FAMU hosts its Spring Career and Internship Expo virtually. photo courtesy: Hire-A-Rattle

FAMU hosted its Spring Career and Internship Expo on Wednesday.  More than 160 companies were invited to the expo to cater to all colleges on schools on FAMU’s campus.

To adhere to COVID restrictions and guidelines, the expo was held virtually. But is the expo still as beneficial online as it is in-person?

Adrianna Bayles, a political science major, says she thinks the virtual career fair was put together well.

“It felt awkward talking to companies through a computer screen for sure,” Bayles said. “But everything still flowed smoothly.”

Bayles says some of the companies that participated in the expo are stepping stones to the career she really sees for herself.

The Career and Professional Development office sent out emails reminding students to gear up for the expo two weeks in advance.
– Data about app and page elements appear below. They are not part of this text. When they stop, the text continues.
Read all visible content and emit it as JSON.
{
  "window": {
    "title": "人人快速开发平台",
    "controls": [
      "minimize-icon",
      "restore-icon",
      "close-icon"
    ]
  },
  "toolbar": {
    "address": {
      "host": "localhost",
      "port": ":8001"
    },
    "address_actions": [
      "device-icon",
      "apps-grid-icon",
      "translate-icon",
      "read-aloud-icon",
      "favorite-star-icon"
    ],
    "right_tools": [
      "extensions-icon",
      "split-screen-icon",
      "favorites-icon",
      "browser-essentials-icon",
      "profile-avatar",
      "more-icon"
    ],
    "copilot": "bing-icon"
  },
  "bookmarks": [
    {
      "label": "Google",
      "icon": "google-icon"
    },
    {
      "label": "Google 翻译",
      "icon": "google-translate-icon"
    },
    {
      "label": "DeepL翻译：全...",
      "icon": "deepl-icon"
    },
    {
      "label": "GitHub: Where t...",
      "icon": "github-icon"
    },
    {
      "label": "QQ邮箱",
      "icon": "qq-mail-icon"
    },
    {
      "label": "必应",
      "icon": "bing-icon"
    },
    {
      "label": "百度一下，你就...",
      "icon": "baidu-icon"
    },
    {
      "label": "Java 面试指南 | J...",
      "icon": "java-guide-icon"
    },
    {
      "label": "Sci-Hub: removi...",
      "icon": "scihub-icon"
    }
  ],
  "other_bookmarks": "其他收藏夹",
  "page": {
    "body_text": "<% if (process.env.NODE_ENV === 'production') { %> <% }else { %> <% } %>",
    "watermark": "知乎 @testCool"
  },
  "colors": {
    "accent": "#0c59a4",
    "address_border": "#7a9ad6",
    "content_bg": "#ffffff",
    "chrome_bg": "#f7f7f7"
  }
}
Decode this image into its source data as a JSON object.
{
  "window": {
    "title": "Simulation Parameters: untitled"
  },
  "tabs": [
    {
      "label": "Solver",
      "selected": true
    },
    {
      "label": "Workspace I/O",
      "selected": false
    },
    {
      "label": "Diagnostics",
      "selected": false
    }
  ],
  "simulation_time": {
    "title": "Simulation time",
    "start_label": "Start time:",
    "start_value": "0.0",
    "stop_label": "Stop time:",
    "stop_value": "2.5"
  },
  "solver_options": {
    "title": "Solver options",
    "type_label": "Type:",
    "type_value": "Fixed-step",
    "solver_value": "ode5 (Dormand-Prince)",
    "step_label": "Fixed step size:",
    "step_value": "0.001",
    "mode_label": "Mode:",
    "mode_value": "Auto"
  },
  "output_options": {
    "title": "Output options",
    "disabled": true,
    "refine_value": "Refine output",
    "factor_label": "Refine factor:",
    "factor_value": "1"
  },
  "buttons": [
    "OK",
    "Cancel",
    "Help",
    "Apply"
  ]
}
That means polishing resumes, dusting off suits and preparing that elevator speech. Though many students were prepared and ready to hear about job positions, the expo did not truly cater to all students.

Talaiah Mitchell, also a political science major, said she felt like the career fair does not cater to her field of interest.

“It was dull,” she said. “I’m a poly sci major and I felt like there weren’t that many opportunities there for my major and the ones there were more for the security roles of government.”

Mitchell said internships pertaining to working for an official or being a part of a staff of officials would be helpful.

Students in the College of Arts, Social Sciences and Humanities have complained about the lack of  relevant companies coming to the career fair. Many feel like the expo is catered only to students in the School of Business and Industry or the College of Science and Technology.

Maya Reynolds, an information technology major, says her experiences with the career fair were different from some of her friends.

“I always see tech companies at the career fair that I’m interested in,” Reynolds said. “But for my friends in theater or political science they don’t have as much variety.”

Reynolds says it’s not about the virtual or in-person meet-ups per se, rather the companies that are invited to attend.

The Career and Professional Development office says it has tried to cater more to the College of Arts, Social Sciences and Humanities by hosting a separate career fair just for that college, the largest unit on campus. To stay updated with the Career Center and its endeavors you can visit their website at cpdcenter.famu.edu and also check out their updates through iStrike.